> **Work required**:
Using the records underneath, tally the lines where the word "JSON" appears and please give only the count.

START Information

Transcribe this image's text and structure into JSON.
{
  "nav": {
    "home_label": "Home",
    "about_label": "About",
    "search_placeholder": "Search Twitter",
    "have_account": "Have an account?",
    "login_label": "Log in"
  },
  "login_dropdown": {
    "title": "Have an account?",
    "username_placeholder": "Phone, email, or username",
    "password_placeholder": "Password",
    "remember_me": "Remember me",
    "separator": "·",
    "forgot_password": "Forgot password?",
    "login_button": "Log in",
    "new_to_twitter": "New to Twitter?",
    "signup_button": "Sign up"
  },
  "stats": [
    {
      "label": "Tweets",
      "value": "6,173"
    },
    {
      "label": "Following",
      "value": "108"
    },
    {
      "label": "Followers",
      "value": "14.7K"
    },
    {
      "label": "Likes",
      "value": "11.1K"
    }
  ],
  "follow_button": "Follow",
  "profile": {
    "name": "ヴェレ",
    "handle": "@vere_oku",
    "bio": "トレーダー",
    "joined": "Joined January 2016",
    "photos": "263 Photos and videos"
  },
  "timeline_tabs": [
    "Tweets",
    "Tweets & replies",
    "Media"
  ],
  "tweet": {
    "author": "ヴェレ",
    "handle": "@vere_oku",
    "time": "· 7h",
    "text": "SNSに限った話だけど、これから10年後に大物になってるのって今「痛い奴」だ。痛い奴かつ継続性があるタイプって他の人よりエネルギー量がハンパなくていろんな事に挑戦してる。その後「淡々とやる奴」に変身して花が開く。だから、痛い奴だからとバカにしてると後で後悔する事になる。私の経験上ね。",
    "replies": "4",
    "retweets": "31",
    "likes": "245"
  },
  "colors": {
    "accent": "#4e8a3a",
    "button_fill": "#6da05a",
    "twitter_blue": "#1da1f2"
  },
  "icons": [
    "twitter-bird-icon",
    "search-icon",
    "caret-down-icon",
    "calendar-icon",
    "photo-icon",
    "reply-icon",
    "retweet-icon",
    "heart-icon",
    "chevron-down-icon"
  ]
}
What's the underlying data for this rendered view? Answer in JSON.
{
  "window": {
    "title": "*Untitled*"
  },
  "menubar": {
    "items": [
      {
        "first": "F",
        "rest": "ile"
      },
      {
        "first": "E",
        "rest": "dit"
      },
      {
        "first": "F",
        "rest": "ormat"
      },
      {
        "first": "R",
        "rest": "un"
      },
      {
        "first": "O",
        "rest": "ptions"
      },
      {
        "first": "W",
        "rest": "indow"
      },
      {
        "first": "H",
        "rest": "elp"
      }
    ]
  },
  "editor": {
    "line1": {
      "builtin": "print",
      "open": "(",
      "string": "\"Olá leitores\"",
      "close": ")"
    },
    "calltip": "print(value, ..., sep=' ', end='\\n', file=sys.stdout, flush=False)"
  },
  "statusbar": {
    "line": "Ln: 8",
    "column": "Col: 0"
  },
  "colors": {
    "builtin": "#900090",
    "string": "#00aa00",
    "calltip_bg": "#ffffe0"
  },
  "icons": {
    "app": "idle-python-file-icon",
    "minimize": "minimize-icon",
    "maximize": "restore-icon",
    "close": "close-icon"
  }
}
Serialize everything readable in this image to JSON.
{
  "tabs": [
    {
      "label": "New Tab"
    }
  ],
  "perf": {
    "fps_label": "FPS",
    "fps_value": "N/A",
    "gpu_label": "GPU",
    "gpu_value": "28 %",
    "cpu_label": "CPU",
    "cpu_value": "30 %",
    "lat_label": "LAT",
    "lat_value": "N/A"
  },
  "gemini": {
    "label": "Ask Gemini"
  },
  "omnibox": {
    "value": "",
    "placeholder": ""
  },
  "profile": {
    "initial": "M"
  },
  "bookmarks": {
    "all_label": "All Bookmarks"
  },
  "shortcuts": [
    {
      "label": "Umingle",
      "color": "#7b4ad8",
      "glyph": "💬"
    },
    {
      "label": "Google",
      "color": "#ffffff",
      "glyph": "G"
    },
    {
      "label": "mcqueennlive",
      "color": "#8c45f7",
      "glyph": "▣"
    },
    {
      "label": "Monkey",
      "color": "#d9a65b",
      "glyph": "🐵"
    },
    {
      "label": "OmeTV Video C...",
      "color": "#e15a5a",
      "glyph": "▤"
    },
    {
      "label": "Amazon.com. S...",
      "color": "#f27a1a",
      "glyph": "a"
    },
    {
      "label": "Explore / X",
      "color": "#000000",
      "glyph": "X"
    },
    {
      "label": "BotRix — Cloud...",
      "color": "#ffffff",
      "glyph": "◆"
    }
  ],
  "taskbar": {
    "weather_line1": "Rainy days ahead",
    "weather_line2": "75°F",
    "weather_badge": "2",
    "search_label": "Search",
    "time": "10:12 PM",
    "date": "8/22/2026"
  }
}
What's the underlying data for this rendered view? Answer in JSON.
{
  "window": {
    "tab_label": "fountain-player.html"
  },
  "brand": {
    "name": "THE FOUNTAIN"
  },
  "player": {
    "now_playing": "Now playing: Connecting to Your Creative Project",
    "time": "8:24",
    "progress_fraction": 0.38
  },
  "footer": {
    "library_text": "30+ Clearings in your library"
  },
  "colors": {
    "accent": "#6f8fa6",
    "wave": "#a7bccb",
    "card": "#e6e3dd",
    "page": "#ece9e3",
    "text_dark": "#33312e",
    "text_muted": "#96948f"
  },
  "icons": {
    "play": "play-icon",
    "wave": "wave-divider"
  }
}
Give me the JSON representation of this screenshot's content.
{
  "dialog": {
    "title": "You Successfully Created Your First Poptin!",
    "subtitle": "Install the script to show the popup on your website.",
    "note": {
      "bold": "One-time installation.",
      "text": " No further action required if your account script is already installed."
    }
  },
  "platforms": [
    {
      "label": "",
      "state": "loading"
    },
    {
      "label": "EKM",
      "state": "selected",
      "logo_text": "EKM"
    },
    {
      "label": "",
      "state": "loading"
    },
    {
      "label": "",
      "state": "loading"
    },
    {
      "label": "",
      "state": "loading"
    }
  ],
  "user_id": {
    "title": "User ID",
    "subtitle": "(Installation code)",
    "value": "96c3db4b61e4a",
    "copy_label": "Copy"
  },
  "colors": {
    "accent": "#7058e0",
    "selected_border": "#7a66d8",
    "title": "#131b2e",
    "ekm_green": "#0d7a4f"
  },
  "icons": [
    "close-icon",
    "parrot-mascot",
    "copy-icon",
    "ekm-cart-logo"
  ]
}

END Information

> **Response to this exercise**:
5